[Opening PROVIDED INFORMATION section]
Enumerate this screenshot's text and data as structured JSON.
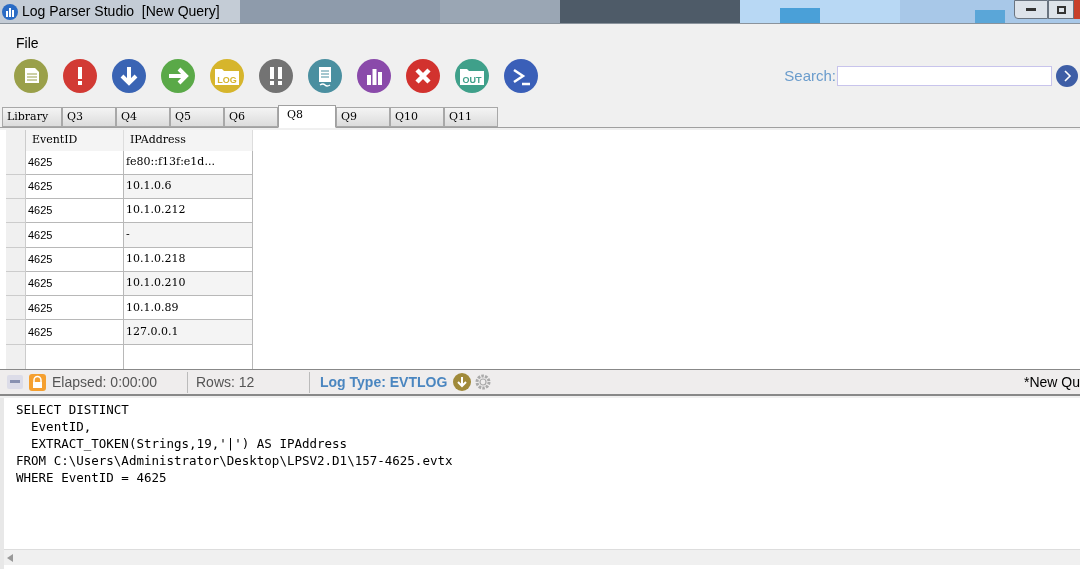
{
  "window": {
    "title": "Log Parser Studio  [New Query]"
  },
  "menu": [
    "File"
  ],
  "toolbar": [
    {
      "kind": "document",
      "color": "#9aa04a"
    },
    {
      "kind": "exclamation",
      "color": "#d23a34"
    },
    {
      "kind": "down-arrow",
      "color": "#3a64b4"
    },
    {
      "kind": "right-arrow",
      "color": "#5aa948"
    },
    {
      "kind": "folder",
      "color": "#d6b52c",
      "label": "LOG"
    },
    {
      "kind": "double-exclamation",
      "color": "#737373"
    },
    {
      "kind": "page",
      "color": "#4a8fa0"
    },
    {
      "kind": "bars",
      "color": "#8a4aaa"
    },
    {
      "kind": "x",
      "color": "#d2322e"
    },
    {
      "kind": "folder",
      "color": "#3fa08a",
      "label": "OUT"
    },
    {
      "kind": "prompt",
      "color": "#3a5fb8"
    }
  ],
  "search": {
    "label": "Search:"
  },
  "tabs": [
    {
      "label": "Library",
      "selected": false
    },
    {
      "label": "Q3",
      "selected": false
    },
    {
      "label": "Q4",
      "selected": false
    },
    {
      "label": "Q5",
      "selected": false
    },
    {
      "label": "Q6",
      "selected": false
    },
    {
      "label": "Q8",
      "selected": true
    },
    {
      "label": "Q9",
      "selected": false
    },
    {
      "label": "Q10",
      "selected": false
    },
    {
      "label": "Q11",
      "selected": false
    }
  ],
  "table": {
    "columns": [
      "EventID",
      "IPAddress"
    ],
    "rows": [
      [
        "4625",
        "fe80::f13f:e1d..."
      ],
      [
        "4625",
        "10.1.0.6"
      ],
      [
        "4625",
        "10.1.0.212"
      ],
      [
        "4625",
        "-"
      ],
      [
        "4625",
        "10.1.0.218"
      ],
      [
        "4625",
        "10.1.0.210"
      ],
      [
        "4625",
        "10.1.0.89"
      ],
      [
        "4625",
        "127.0.0.1"
      ]
    ]
  },
  "status_bar": {
    "elapsed": "Elapsed: 0:00:00",
    "rows": "Rows: 12",
    "log_type": "Log Type: EVTLOG",
    "query_name": "*New Qu"
  },
  "editor": {
    "lines": [
      "SELECT DISTINCT",
      "  EventID,",
      "  EXTRACT_TOKEN(Strings,19,'|') AS IPAddress",
      "FROM C:\\Users\\Administrator\\Desktop\\LPSV2.D1\\157-4625.evtx",
      "WHERE EventID = 4625"
    ]
  }
}
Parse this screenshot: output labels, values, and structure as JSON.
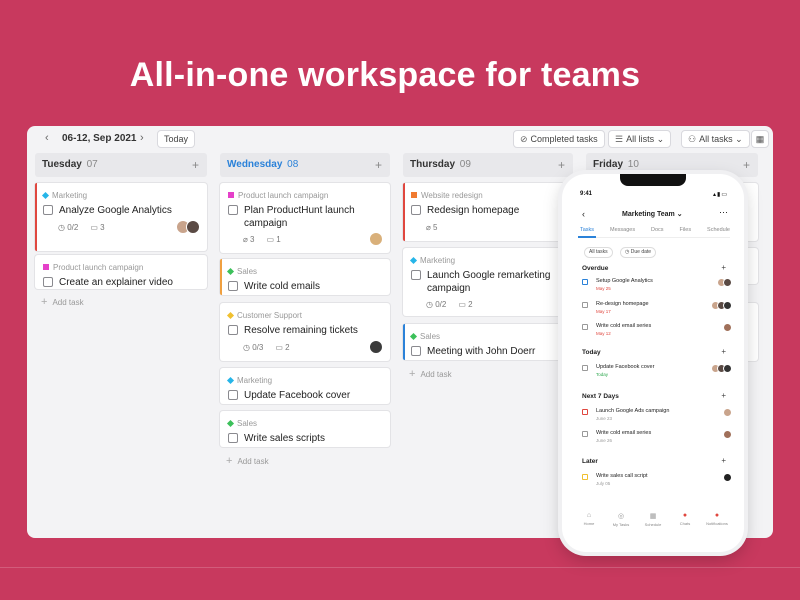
{
  "headline": "All-in-one workspace for teams",
  "toolbar": {
    "date_range": "06-12, Sep 2021",
    "today": "Today",
    "completed": "Completed tasks",
    "all_lists": "All lists",
    "all_tasks": "All tasks"
  },
  "columns": [
    {
      "day": "Tuesday",
      "num": "07",
      "cards": [
        {
          "tag": "Marketing",
          "title": "Analyze Google Analytics",
          "checks": "0/2",
          "comments": "3"
        },
        {
          "tag": "Product launch campaign",
          "title": "Create an explainer video"
        }
      ],
      "add": "Add task"
    },
    {
      "day": "Wednesday",
      "num": "08",
      "cards": [
        {
          "tag": "Product launch campaign",
          "title1": "Plan ProductHunt launch",
          "title2": "campaign",
          "attach": "3",
          "comments": "1"
        },
        {
          "tag": "Sales",
          "title": "Write cold emails"
        },
        {
          "tag": "Customer Support",
          "title": "Resolve remaining tickets",
          "checks": "0/3",
          "comments": "2"
        },
        {
          "tag": "Marketing",
          "title": "Update Facebook cover"
        },
        {
          "tag": "Sales",
          "title": "Write sales scripts"
        }
      ],
      "add": "Add task"
    },
    {
      "day": "Thursday",
      "num": "09",
      "cards": [
        {
          "tag": "Website redesign",
          "title": "Redesign homepage",
          "attach": "5"
        },
        {
          "tag": "Marketing",
          "title1": "Launch Google remarketing",
          "title2": "campaign",
          "checks": "0/2",
          "comments": "2"
        },
        {
          "tag": "Sales",
          "title": "Meeting with John Doerr"
        }
      ],
      "add": "Add task"
    },
    {
      "day": "Friday",
      "num": "10"
    }
  ],
  "phone": {
    "time": "9:41",
    "title": "Marketing Team",
    "tabs": [
      "Tasks",
      "Messages",
      "Docs",
      "Files",
      "Schedule"
    ],
    "filters": [
      "All tasks",
      "Due date"
    ],
    "sections": {
      "overdue": "Overdue",
      "today": "Today",
      "next7": "Next 7 Days",
      "later": "Later"
    },
    "tasks": {
      "t1": {
        "title": "Setup Google Analytics",
        "date": "May 25"
      },
      "t2": {
        "title": "Re-design homepage",
        "date": "May 17"
      },
      "t3": {
        "title": "Write cold email series",
        "date": "May 12"
      },
      "t4": {
        "title": "Update Facebook cover",
        "date": "Today"
      },
      "t5": {
        "title": "Launch Google Ads campaign",
        "date": "June 23"
      },
      "t6": {
        "title": "Write cold email series",
        "date": "June 26"
      },
      "t7": {
        "title": "Write sales call script",
        "date": "July 05"
      }
    },
    "nav": [
      "Home",
      "My Tasks",
      "Schedule",
      "Chats",
      "Notifications"
    ]
  },
  "colors": {
    "background": "#c8395e",
    "marketing": "#26b5e8",
    "product_launch": "#e540c9",
    "sales": "#3cc05a",
    "support": "#f0c030",
    "website": "#f07a30",
    "bar_red": "#e0473f",
    "bar_orange": "#f0a040",
    "bar_blue": "#2b82d9",
    "accent": "#2b82d9"
  }
}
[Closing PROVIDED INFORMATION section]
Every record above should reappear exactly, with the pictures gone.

Enumerate this screenshot's text and data as structured JSON.
{
  "window": {
    "title": "Log Parser Studio  [New Query]"
  },
  "menu": [
    "File"
  ],
  "toolbar": [
    {
      "kind": "document",
      "color": "#9aa04a"
    },
    {
      "kind": "exclamation",
      "color": "#d23a34"
    },
    {
      "kind": "down-arrow",
      "color": "#3a64b4"
    },
    {
      "kind": "right-arrow",
      "color": "#5aa948"
    },
    {
      "kind": "folder",
      "color": "#d6b52c",
      "label": "LOG"
    },
    {
      "kind": "double-exclamation",
      "color": "#737373"
    },
    {
      "kind": "page",
      "color": "#4a8fa0"
    },
    {
      "kind": "bars",
      "color": "#8a4aaa"
    },
    {
      "kind": "x",
      "color": "#d2322e"
    },
    {
      "kind": "folder",
      "color": "#3fa08a",
      "label": "OUT"
    },
    {
      "kind": "prompt",
      "color": "#3a5fb8"
    }
  ],
  "search": {
    "label": "Search:"
  },
  "tabs": [
    {
      "label": "Library",
      "selected": false
    },
    {
      "label": "Q3",
      "selected": false
    },
    {
      "label": "Q4",
      "selected": false
    },
    {
      "label": "Q5",
      "selected": false
    },
    {
      "label": "Q6",
      "selected": false
    },
    {
      "label": "Q8",
      "selected": true
    },
    {
      "label": "Q9",
      "selected": false
    },
    {
      "label": "Q10",
      "selected": false
    },
    {
      "label": "Q11",
      "selected": false
    }
  ],
  "table": {
    "columns": [
      "EventID",
      "IPAddress"
    ],
    "rows": [
      [
        "4625",
        "fe80::f13f:e1d..."
      ],
      [
        "4625",
        "10.1.0.6"
      ],
      [
        "4625",
        "10.1.0.212"
      ],
      [
        "4625",
        "-"
      ],
      [
        "4625",
        "10.1.0.218"
      ],
      [
        "4625",
        "10.1.0.210"
      ],
      [
        "4625",
        "10.1.0.89"
      ],
      [
        "4625",
        "127.0.0.1"
      ]
    ]
  },
  "status_bar": {
    "elapsed": "Elapsed: 0:00:00",
    "rows": "Rows: 12",
    "log_type": "Log Type: EVTLOG",
    "query_name": "*New Qu"
  },
  "editor": {
    "lines": [
      "SELECT DISTINCT",
      "  EventID,",
      "  EXTRACT_TOKEN(Strings,19,'|') AS IPAddress",
      "FROM C:\\Users\\Administrator\\Desktop\\LPSV2.D1\\157-4625.evtx",
      "WHERE EventID = 4625"
    ]
  }
}
Parse this screenshot: output labels, values, and structure as JSON.
{
  "headline": "All-in-one workspace for teams",
  "toolbar": {
    "date_range": "06-12, Sep 2021",
    "today": "Today",
    "completed": "Completed tasks",
    "all_lists": "All lists",
    "all_tasks": "All tasks"
  },
  "columns": [
    {
      "day": "Tuesday",
      "num": "07",
      "cards": [
        {
          "tag": "Marketing",
          "title": "Analyze Google Analytics",
          "checks": "0/2",
          "comments": "3"
        },
        {
          "tag": "Product launch campaign",
          "title": "Create an explainer video"
        }
      ],
      "add": "Add task"
    },
    {
      "day": "Wednesday",
      "num": "08",
      "cards": [
        {
          "tag": "Product launch campaign",
          "title1": "Plan ProductHunt launch",
          "title2": "campaign",
          "attach": "3",
          "comments": "1"
        },
        {
          "tag": "Sales",
          "title": "Write cold emails"
        },
        {
          "tag": "Customer Support",
          "title": "Resolve remaining tickets",
          "checks": "0/3",
          "comments": "2"
        },
        {
          "tag": "Marketing",
          "title": "Update Facebook cover"
        },
        {
          "tag": "Sales",
          "title": "Write sales scripts"
        }
      ],
      "add": "Add task"
    },
    {
      "day": "Thursday",
      "num": "09",
      "cards": [
        {
          "tag": "Website redesign",
          "title": "Redesign homepage",
          "attach": "5"
        },
        {
          "tag": "Marketing",
          "title1": "Launch Google remarketing",
          "title2": "campaign",
          "checks": "0/2",
          "comments": "2"
        },
        {
          "tag": "Sales",
          "title": "Meeting with John Doerr"
        }
      ],
      "add": "Add task"
    },
    {
      "day": "Friday",
      "num": "10"
    }
  ],
  "phone": {
    "time": "9:41",
    "title": "Marketing Team",
    "tabs": [
      "Tasks",
      "Messages",
      "Docs",
      "Files",
      "Schedule"
    ],
    "filters": [
      "All tasks",
      "Due date"
    ],
    "sections": {
      "overdue": "Overdue",
      "today": "Today",
      "next7": "Next 7 Days",
      "later": "Later"
    },
    "tasks": {
      "t1": {
        "title": "Setup Google Analytics",
        "date": "May 25"
      },
      "t2": {
        "title": "Re-design homepage",
        "date": "May 17"
      },
      "t3": {
        "title": "Write cold email series",
        "date": "May 12"
      },
      "t4": {
        "title": "Update Facebook cover",
        "date": "Today"
      },
      "t5": {
        "title": "Launch Google Ads campaign",
        "date": "June 23"
      },
      "t6": {
        "title": "Write cold email series",
        "date": "June 26"
      },
      "t7": {
        "title": "Write sales call script",
        "date": "July 05"
      }
    },
    "nav": [
      "Home",
      "My Tasks",
      "Schedule",
      "Chats",
      "Notifications"
    ]
  },
  "colors": {
    "background": "#c8395e",
    "marketing": "#26b5e8",
    "product_launch": "#e540c9",
    "sales": "#3cc05a",
    "support": "#f0c030",
    "website": "#f07a30",
    "bar_red": "#e0473f",
    "bar_orange": "#f0a040",
    "bar_blue": "#2b82d9",
    "accent": "#2b82d9"
  }
}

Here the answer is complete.